Silver Still Favorite Vehicle Color

What’s North America’s favorite vehicle color? Well, according to new data from paint-maker PPG Industries, silver and charcoal were the most popular color family in North America, followed by white. But according to last year’s DuPont data, white was the leading car color in America. So who’s right? It depends on whether you consider charcoal to be part of the silver family.

While we don’t claim to be color experts, charcoal to us seems to be properly ensconced amid the blacks rather than silvers. But PPG has lumped charcoal in the silver category, so the combined entry of silver and charcoal (with 25 percent of vehicles) is the most popular “color” in North America. White paint adorns 18 percent of North American new cars, followed by black (16 percent), red (12 percent), blue (11 percent), natural colors (7 percent) and green (4 percent.) If you were to add the “charcoal” percentage to the “black” percentage, maybe that combo would out-point white -- but we don’t want to start an international color controversy here. 

For the ninth consecutive year, the silver category -- which, as we said, inexplicably includes charcoal and gray shades -- has ranked as the most popular vehicle color in the world, according to PPG. In Europe, silver and charcoal (35 percent) were followed by black (22 percent), blue and white (13 percent each). These four color categories comprise more than 80 percent of all vehicles in Europe, while white is the fastest-growing color in Europe. Now at 13 percent, in has nearly doubled its popularity in just two years’ time.

“White is considered to be very trendy and sporty by consumers in Europe,” said Reiner Mueller-Koerber, PPG manager, color styling, Europe. “There is high demand to develop white with unique effects. This new interest in white will continue to be a challenge for the designers and technicians.”

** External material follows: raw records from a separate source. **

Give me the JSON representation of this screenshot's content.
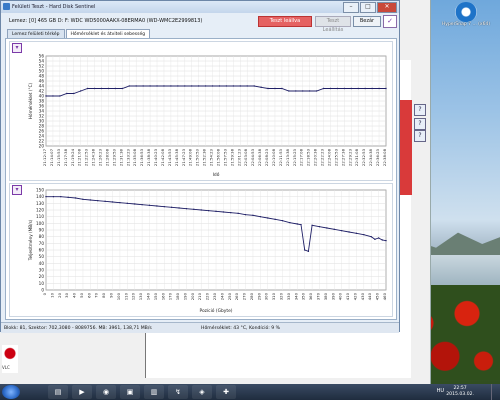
{
  "window": {
    "title": "Felületi Teszt - Hard Disk Sentinel"
  },
  "drive": {
    "label": "Lemez:",
    "value": "[0] 465 GB D: F: WDC WD5000AAKX-08ERMA0 (WD-WMC2E2999813)"
  },
  "buttons": {
    "status": "Teszt leállva",
    "grey": "Teszt Leállítás",
    "close": "Bezár"
  },
  "tabs": [
    {
      "label": "Lemez felületi térkép",
      "active": false
    },
    {
      "label": "Hőmérséklet és átviteli sebesség",
      "active": true
    }
  ],
  "chart_data": [
    {
      "type": "line",
      "title": "",
      "xlabel": "Idő",
      "ylabel": "Hőmérséklet (°C)",
      "ylim": [
        20,
        56
      ],
      "yticks": [
        20,
        22,
        24,
        26,
        28,
        30,
        32,
        34,
        36,
        38,
        40,
        42,
        44,
        46,
        48,
        50,
        52,
        54,
        56
      ],
      "grid": true,
      "color": "#1f1f66",
      "x": [
        "21:12:17",
        "21:14:07",
        "21:15:53",
        "21:17:38",
        "21:19:23",
        "21:21:08",
        "21:22:53",
        "21:24:38",
        "21:26:23",
        "21:28:08",
        "21:29:53",
        "21:31:38",
        "21:33:23",
        "21:35:08",
        "21:36:53",
        "21:38:38",
        "21:40:23",
        "21:42:08",
        "21:43:53",
        "21:45:38",
        "21:47:23",
        "21:49:08",
        "21:50:53",
        "21:52:38",
        "21:54:23",
        "21:56:08",
        "21:57:53",
        "21:59:38",
        "22:01:23",
        "22:03:08",
        "22:04:53",
        "22:06:38",
        "22:08:23",
        "22:10:08",
        "22:11:53",
        "22:13:38",
        "22:15:23",
        "22:17:08",
        "22:18:53",
        "22:20:38",
        "22:22:23",
        "22:24:08",
        "22:25:53",
        "22:27:38",
        "22:29:23",
        "22:31:08",
        "22:32:53",
        "22:34:38",
        "22:36:23",
        "22:38:08"
      ],
      "xtick_labels": [
        "21:12:17",
        "21:14:07",
        "21:15:53",
        "21:17:38",
        "21:19:24",
        "21:21:08",
        "21:22:53",
        "21:24:38",
        "21:26:23",
        "21:28:08",
        "21:29:53",
        "21:31:38",
        "21:33:23",
        "21:35:08",
        "21:36:53",
        "21:38:38",
        "21:40:23",
        "21:42:08",
        "21:43:53",
        "21:45:38",
        "21:47:23",
        "21:49:08",
        "21:50:53",
        "21:52:38",
        "21:54:23",
        "21:56:08",
        "21:57:53",
        "21:59:38",
        "22:01:23",
        "22:03:08",
        "22:04:53",
        "22:06:38",
        "22:08:23",
        "22:10:08",
        "22:11:53",
        "22:13:38",
        "22:15:23",
        "22:17:08",
        "22:18:53",
        "22:20:38",
        "22:22:23",
        "22:24:08",
        "22:25:53",
        "22:27:38",
        "22:29:23",
        "22:31:08",
        "22:32:53",
        "22:34:38",
        "22:36:23",
        "22:38:08"
      ],
      "values": [
        40,
        40,
        40,
        41,
        41,
        42,
        43,
        43,
        43,
        43,
        43,
        43,
        44,
        44,
        44,
        44,
        44,
        44,
        44,
        44,
        44,
        44,
        44,
        44,
        44,
        44,
        44,
        44,
        44,
        44,
        44,
        43.5,
        43,
        43,
        43,
        42,
        42,
        42,
        42,
        42,
        43,
        43,
        43,
        43,
        43,
        43,
        43,
        43,
        43,
        43
      ]
    },
    {
      "type": "line",
      "title": "",
      "xlabel": "Pozíció (Gbyte)",
      "ylabel": "Teljesítmény (MB/s)",
      "ylim": [
        0,
        150
      ],
      "yticks": [
        0,
        10,
        20,
        30,
        40,
        50,
        60,
        70,
        80,
        90,
        100,
        110,
        120,
        130,
        140,
        150
      ],
      "grid": true,
      "color": "#1f1f66",
      "xtick_labels": [
        "0",
        "10",
        "20",
        "30",
        "40",
        "50",
        "60",
        "70",
        "80",
        "90",
        "100",
        "110",
        "120",
        "130",
        "140",
        "150",
        "160",
        "170",
        "180",
        "190",
        "200",
        "210",
        "220",
        "230",
        "240",
        "250",
        "260",
        "270",
        "280",
        "290",
        "300",
        "310",
        "320",
        "330",
        "340",
        "350",
        "360",
        "370",
        "380",
        "390",
        "400",
        "410",
        "420",
        "430",
        "440",
        "450",
        "460"
      ],
      "x": [
        0,
        10,
        20,
        30,
        40,
        50,
        60,
        70,
        80,
        90,
        100,
        110,
        120,
        130,
        140,
        150,
        160,
        170,
        180,
        190,
        200,
        210,
        220,
        230,
        240,
        250,
        260,
        270,
        280,
        290,
        300,
        310,
        320,
        330,
        340,
        345,
        350,
        355,
        360,
        370,
        380,
        390,
        400,
        410,
        420,
        430,
        440,
        445,
        450,
        455,
        460
      ],
      "values": [
        140,
        140,
        140,
        139,
        138,
        136,
        135,
        134,
        133,
        132,
        131,
        130,
        129,
        128,
        127,
        126,
        125,
        124,
        123,
        122,
        121,
        120,
        119,
        118,
        117,
        116,
        115,
        113,
        112,
        110,
        108,
        106,
        104,
        101,
        99,
        98,
        60,
        58,
        97,
        95,
        93,
        91,
        89,
        87,
        85,
        83,
        80,
        76,
        78,
        75,
        74
      ]
    }
  ],
  "status": {
    "left": "Blokk: 81, Szektor: 702,3080 - 8089756. MB: 3961, 138,71 MB/s",
    "right": "Hőmérséklet: 43 °C, Kondíció: 9 %"
  },
  "desktop_icon": {
    "label": "HyperSnap 7 ... (x64)"
  },
  "taskbar": {
    "time": "22:57",
    "date": "2015.03.02.",
    "tray_lang": "HU"
  },
  "colors": {
    "status_button": "#e56262",
    "series": "#1f1f66",
    "accent": "#7b3aa8"
  }
}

At this year’s annual Automotive Colour Trend Show, the coatings company presented its ideas for future vehicle colors. Entitled “3D Colour,” the show included a collection of interior and exterior colors developed globally and inspired by fashion, interior design, industrial design, culture, commercial construction and nature. Among the 60 new exterior shades and 10 new interior shades were Champagne Silver, a tinted silver with a slight warm copper beige cast; Outer Space Blue, a deep, dark blue with a slight sparkle effect; Haute Couture, a black base coat with a high-sparkle blue mid-coat that gives it an appearance inspired by a black designer evening gown with blue sequins; Quantum Rose, an interior color close to a neon red; and Hulk, a color developed in Australia that is bright green, just like its namesake. (That should be enough to persuade you to avoid Australian designers at all costs.)

“Clearly, the automotive industry is moving toward more color choices,” said Jane E. Harrington, PPG manager, color styling, automotive coatings, in Troy, Mich. “Palettes are broadening as the number of models decreases and the industry consolidates. Going forward, automotive manufacturers are going to be relying on color more and more to distinguish their brands.”

In all, the more the percentages change, the more the colors stay the same. It will be interesting to see if the public warms to more vibrant colors when they come to market in the next couple of years.